§ **EXERCISE DETAILS**: One exact copy of the listing, minus the images, is the required answer.

◇ ◇ ◇ ◇

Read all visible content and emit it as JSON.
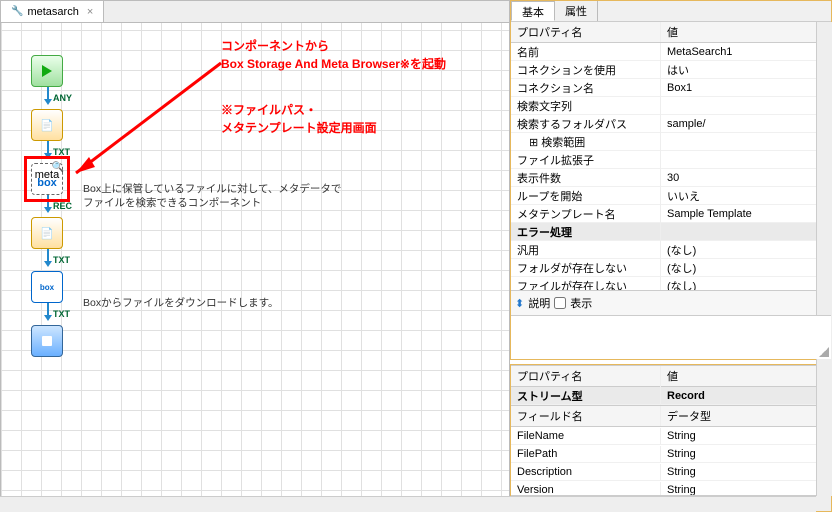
{
  "tab": {
    "title": "metasarch",
    "close": "×"
  },
  "annotations": {
    "line1": "コンポーネントから",
    "line2": "Box Storage And Meta Browser※を起動",
    "line3": "※ファイルパス・",
    "line4": "メタテンプレート設定用画面"
  },
  "nodeTags": {
    "any": "ANY",
    "txt": "TXT",
    "rec": "REC"
  },
  "canvasDesc": {
    "meta1": "Box上に保管しているファイルに対して、メタデータで",
    "meta2": "ファイルを検索できるコンポーネント",
    "dl": "Boxからファイルをダウンロードします。"
  },
  "rightTabs": {
    "basic": "基本",
    "attr": "属性"
  },
  "propHeader": {
    "name": "プロパティ名",
    "value": "値"
  },
  "props": [
    {
      "k": "名前",
      "v": "MetaSearch1"
    },
    {
      "k": "コネクションを使用",
      "v": "はい"
    },
    {
      "k": "コネクション名",
      "v": "Box1"
    },
    {
      "k": "検索文字列",
      "v": ""
    },
    {
      "k": "検索するフォルダパス",
      "v": "sample/"
    },
    {
      "k_indent": true,
      "k": "検索範囲",
      "v": ""
    },
    {
      "k": "ファイル拡張子",
      "v": ""
    },
    {
      "k": "表示件数",
      "v": "30"
    },
    {
      "k": "ループを開始",
      "v": "いいえ"
    },
    {
      "k": "メタテンプレート名",
      "v": "Sample Template"
    },
    {
      "group": true,
      "k": "エラー処理",
      "v": ""
    },
    {
      "k": "汎用",
      "v": "(なし)"
    },
    {
      "k": "フォルダが存在しない",
      "v": "(なし)"
    },
    {
      "k": "ファイルが存在しない",
      "v": "(なし)"
    }
  ],
  "descBar": {
    "label": "説明",
    "toggle": "表示"
  },
  "streamHeader": {
    "name": "プロパティ名",
    "value": "値"
  },
  "stream": [
    {
      "k": "ストリーム型",
      "v": "Record",
      "group": true
    }
  ],
  "fieldsHeader": {
    "name": "フィールド名",
    "value": "データ型"
  },
  "fields": [
    {
      "k": "FileName",
      "v": "String"
    },
    {
      "k": "FilePath",
      "v": "String"
    },
    {
      "k": "Description",
      "v": "String"
    },
    {
      "k": "Version",
      "v": "String"
    }
  ],
  "boxmeta": {
    "t1": "meta",
    "t2": "box"
  },
  "boxdl": "box"
}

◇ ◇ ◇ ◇

§ **ANSWER SPACE**:
Read all visible content and emit it as JSON.
{
  "tab": {
    "title": "metasarch",
    "close": "×"
  },
  "annotations": {
    "line1": "コンポーネントから",
    "line2": "Box Storage And Meta Browser※を起動",
    "line3": "※ファイルパス・",
    "line4": "メタテンプレート設定用画面"
  },
  "nodeTags": {
    "any": "ANY",
    "txt": "TXT",
    "rec": "REC"
  },
  "canvasDesc": {
    "meta1": "Box上に保管しているファイルに対して、メタデータで",
    "meta2": "ファイルを検索できるコンポーネント",
    "dl": "Boxからファイルをダウンロードします。"
  },
  "rightTabs": {
    "basic": "基本",
    "attr": "属性"
  },
  "propHeader": {
    "name": "プロパティ名",
    "value": "値"
  },
  "props": [
    {
      "k": "名前",
      "v": "MetaSearch1"
    },
    {
      "k": "コネクションを使用",
      "v": "はい"
    },
    {
      "k": "コネクション名",
      "v": "Box1"
    },
    {
      "k": "検索文字列",
      "v": ""
    },
    {
      "k": "検索するフォルダパス",
      "v": "sample/"
    },
    {
      "k_indent": true,
      "k": "検索範囲",
      "v": ""
    },
    {
      "k": "ファイル拡張子",
      "v": ""
    },
    {
      "k": "表示件数",
      "v": "30"
    },
    {
      "k": "ループを開始",
      "v": "いいえ"
    },
    {
      "k": "メタテンプレート名",
      "v": "Sample Template"
    },
    {
      "group": true,
      "k": "エラー処理",
      "v": ""
    },
    {
      "k": "汎用",
      "v": "(なし)"
    },
    {
      "k": "フォルダが存在しない",
      "v": "(なし)"
    },
    {
      "k": "ファイルが存在しない",
      "v": "(なし)"
    }
  ],
  "descBar": {
    "label": "説明",
    "toggle": "表示"
  },
  "streamHeader": {
    "name": "プロパティ名",
    "value": "値"
  },
  "stream": [
    {
      "k": "ストリーム型",
      "v": "Record",
      "group": true
    }
  ],
  "fieldsHeader": {
    "name": "フィールド名",
    "value": "データ型"
  },
  "fields": [
    {
      "k": "FileName",
      "v": "String"
    },
    {
      "k": "FilePath",
      "v": "String"
    },
    {
      "k": "Description",
      "v": "String"
    },
    {
      "k": "Version",
      "v": "String"
    }
  ],
  "boxmeta": {
    "t1": "meta",
    "t2": "box"
  },
  "boxdl": "box"
}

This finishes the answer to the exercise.